We have all heard the phrase, "A chain is only as strong as its weakest link". When it comes to crane operations, rigging can often be that "weak link". How we attach a load to a crane can make the difference between a successful lift or an unfortunate accident. Since over 90% of crane-related accidents are the result of human error, we must pay close attention to our work.
When planning a rigging operation, be aware of the types of hardware selected, the hitch and sling angles, and the center of gravity for securing and balancing the load. Also, remember to use softeners, as failure to use softeners when necessary or inadequate softeners may result in the load slipping or damaging slings which often leads to dropping the load.
Improper rigging configuration may lead to the load exceeding the capacity of the rigging, shifting during lifting operations, or failure to use the manufacturer recommended lifting points or configuration. The person authorized and qualified to do rigging must always pay close attention to details. One careless moment or act can result in serious injury or death and tremendous property damage.
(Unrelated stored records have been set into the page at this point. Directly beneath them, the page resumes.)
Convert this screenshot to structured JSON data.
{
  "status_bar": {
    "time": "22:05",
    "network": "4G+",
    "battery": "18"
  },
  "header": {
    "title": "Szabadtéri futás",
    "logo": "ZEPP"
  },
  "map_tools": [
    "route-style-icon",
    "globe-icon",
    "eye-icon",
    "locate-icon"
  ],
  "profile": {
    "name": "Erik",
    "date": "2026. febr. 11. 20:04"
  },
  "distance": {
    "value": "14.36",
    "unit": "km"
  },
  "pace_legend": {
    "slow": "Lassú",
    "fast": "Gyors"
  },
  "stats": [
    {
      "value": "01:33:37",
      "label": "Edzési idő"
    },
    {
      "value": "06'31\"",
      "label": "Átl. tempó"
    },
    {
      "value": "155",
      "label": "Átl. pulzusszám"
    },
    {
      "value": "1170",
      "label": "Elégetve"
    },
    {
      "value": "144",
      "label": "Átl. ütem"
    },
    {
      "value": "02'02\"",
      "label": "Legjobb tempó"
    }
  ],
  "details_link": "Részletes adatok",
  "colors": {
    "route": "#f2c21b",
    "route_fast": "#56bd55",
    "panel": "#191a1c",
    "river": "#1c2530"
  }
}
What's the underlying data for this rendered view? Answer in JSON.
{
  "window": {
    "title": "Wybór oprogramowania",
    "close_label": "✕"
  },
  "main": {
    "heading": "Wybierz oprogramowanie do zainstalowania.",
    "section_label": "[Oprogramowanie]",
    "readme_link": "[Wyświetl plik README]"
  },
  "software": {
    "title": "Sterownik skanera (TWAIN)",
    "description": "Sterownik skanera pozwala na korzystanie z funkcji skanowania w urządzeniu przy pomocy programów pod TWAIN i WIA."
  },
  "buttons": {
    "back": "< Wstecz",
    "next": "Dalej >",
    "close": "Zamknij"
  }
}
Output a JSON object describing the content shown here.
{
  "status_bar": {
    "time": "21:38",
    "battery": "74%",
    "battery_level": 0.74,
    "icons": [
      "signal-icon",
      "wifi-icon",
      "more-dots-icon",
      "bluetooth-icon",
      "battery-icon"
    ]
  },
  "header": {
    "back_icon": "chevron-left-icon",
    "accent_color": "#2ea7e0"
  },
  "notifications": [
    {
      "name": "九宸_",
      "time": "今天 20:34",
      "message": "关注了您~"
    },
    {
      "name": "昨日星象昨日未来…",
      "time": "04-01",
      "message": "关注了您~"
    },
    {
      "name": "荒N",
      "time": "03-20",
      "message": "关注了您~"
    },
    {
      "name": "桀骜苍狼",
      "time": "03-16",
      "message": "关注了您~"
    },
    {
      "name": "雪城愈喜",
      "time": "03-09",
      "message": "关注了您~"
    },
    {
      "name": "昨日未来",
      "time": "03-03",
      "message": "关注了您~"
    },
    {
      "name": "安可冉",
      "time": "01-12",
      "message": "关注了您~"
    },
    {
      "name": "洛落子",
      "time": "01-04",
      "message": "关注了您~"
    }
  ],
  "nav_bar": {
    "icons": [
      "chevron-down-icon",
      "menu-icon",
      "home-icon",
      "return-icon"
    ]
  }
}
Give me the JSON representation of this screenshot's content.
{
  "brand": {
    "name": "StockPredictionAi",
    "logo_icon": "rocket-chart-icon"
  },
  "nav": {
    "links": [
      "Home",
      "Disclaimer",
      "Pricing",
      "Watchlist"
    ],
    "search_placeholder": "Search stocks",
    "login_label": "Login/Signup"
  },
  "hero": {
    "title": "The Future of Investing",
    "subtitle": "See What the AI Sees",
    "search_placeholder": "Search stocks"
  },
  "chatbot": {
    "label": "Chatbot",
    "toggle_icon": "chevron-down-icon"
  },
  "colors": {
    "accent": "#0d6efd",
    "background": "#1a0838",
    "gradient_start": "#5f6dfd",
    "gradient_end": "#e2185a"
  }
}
Proper rigging is a highly technical skill and should never be left to the inexperienced. If you don’t know how to do it properly, then don’t attempt it.
When a load is suddenly moved or stopped, its weight may be magnified many times the original amount. This is known as “Shock Loading”. Shock loading of equipment should be avoided at all times. Shock Loads will usually be instantaneous and may go undetected unless visible damages occur. No equipment is designed to compensate for poor rigging practices or foolish planning. Every tool and piece of equipment has limitations. Safe rigging practices demand that these limitations be known and fully understood, and that they never be intentionally exceeded.
The rigging capacity and the material to be lifted must match. Using too small capacity rigging or components is just asking for an accident to happen. When selecting hardware, always check that the equipment is the appropriate type, properly identified and inspected for damage. Poor judgment or overconfidence can lead to serious mistakes causing damage to the load or lifting equipment, or even injury to a coworker.
What are our OSHA duties?
While crane operators often have understanding of BASIC load rigging procedures, professional rigging is regarded as a separate trade skill from the operation of the crane. If the operator has a concern about the safety of performing a lift as directed by the lift director, the operator must shut down the lift. If the lift director chooses to override the decision, the operator must document that the objection was raised and overridden.
The rigger and lift director are responsible for ensuring that the load is properly rigged, secured and balanced by designated qualified personnel, and that safety concerns are addressed appropriately. The site supervisor should check that the rigging crew is supervised by a qualified person, and that a qualified competent person is designated as the lift director for the operation.
Proper rigging, the right equipment and good communication always make for a safe lift!